(Beginning of TASK INPUT)
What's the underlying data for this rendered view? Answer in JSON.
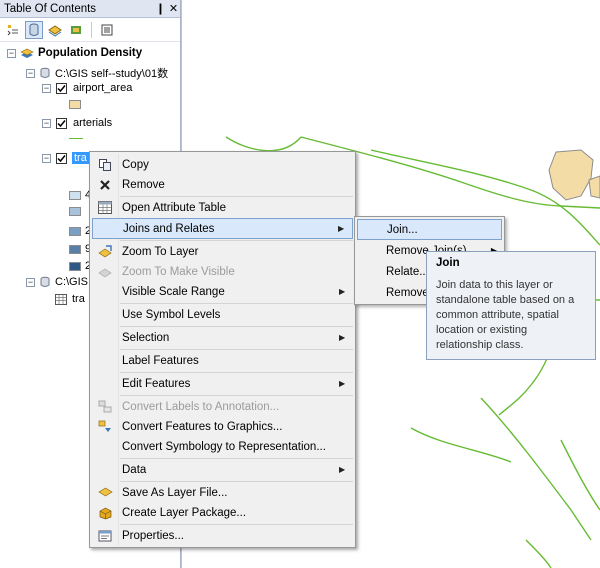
{
  "toc": {
    "title": "Table Of Contents",
    "pin_glyph": "❙",
    "close_glyph": "✕",
    "toolbar_icons": [
      "list-by-drawing-order-icon",
      "list-by-source-icon",
      "list-by-visibility-icon",
      "list-by-selection-icon",
      "options-icon"
    ],
    "root_layer": "Population Density",
    "workspace1": "C:\\GIS  self--study\\01数",
    "layers": [
      {
        "name": "airport_area",
        "checked": true,
        "swatch": "#f4dca6"
      },
      {
        "name": "arterials",
        "checked": true
      },
      {
        "name": "tra",
        "checked": true,
        "selected": true
      }
    ],
    "class_labels": [
      "4",
      "2",
      "2",
      "9",
      "2"
    ],
    "class_colors": [
      "#cfe0ee",
      "#a9c2db",
      "#7b9fc2",
      "#5a7fa6",
      "#2f5a86"
    ],
    "workspace2": "C:\\GIS",
    "table_item": "tra"
  },
  "context_menu": {
    "items": [
      {
        "label": "Copy",
        "icon": "copy-icon"
      },
      {
        "label": "Remove",
        "icon": "remove-icon"
      },
      {
        "label": "Open Attribute Table",
        "icon": "table-icon"
      },
      {
        "label": "Joins and Relates",
        "submenu": true,
        "highlighted": true
      },
      {
        "label": "Zoom To Layer",
        "icon": "zoom-to-layer-icon"
      },
      {
        "label": "Zoom To Make Visible",
        "icon": "zoom-visible-icon",
        "disabled": true
      },
      {
        "label": "Visible Scale Range",
        "submenu": true
      },
      {
        "label": "Use Symbol Levels"
      },
      {
        "label": "Selection",
        "submenu": true
      },
      {
        "label": "Label Features"
      },
      {
        "label": "Edit Features",
        "submenu": true
      },
      {
        "label": "Convert Labels to Annotation...",
        "icon": "convert-labels-icon",
        "disabled": true
      },
      {
        "label": "Convert Features to Graphics...",
        "icon": "convert-features-icon"
      },
      {
        "label": "Convert Symbology to Representation..."
      },
      {
        "label": "Data",
        "submenu": true
      },
      {
        "label": "Save As Layer File...",
        "icon": "save-layer-icon"
      },
      {
        "label": "Create Layer Package...",
        "icon": "layer-package-icon"
      },
      {
        "label": "Properties...",
        "icon": "properties-icon"
      }
    ]
  },
  "joins_submenu": {
    "items": [
      {
        "label": "Join...",
        "highlighted": true
      },
      {
        "label": "Remove Join(s)",
        "submenu": true
      },
      {
        "label": "Relate..."
      },
      {
        "label": "Remove Relate(s)",
        "submenu": true
      }
    ]
  },
  "tooltip": {
    "title": "Join",
    "body": "Join data to this layer or standalone table based on a common attribute, spatial location or existing relationship class."
  },
  "colors": {
    "selection_blue": "#3399ff",
    "menu_highlight": "#d9e8fa",
    "map_lines": "#66bb33",
    "map_polygon": "#f4dca6"
  }
}
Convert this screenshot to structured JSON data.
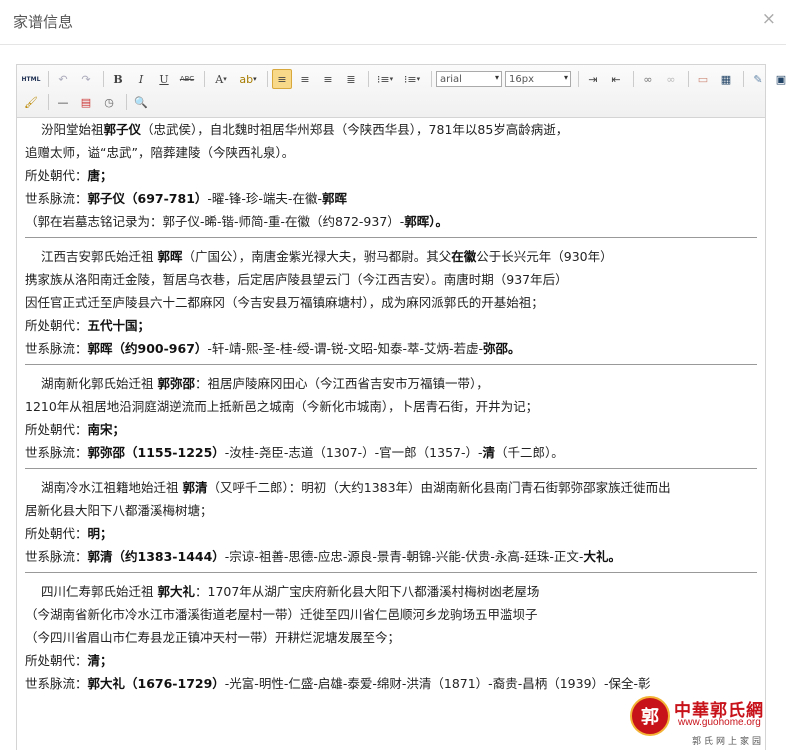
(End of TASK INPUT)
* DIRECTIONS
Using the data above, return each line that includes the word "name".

* EXERCISE SOLUTION
        "name": "airport_area",
        "name": "arterials",
        "name": "tra",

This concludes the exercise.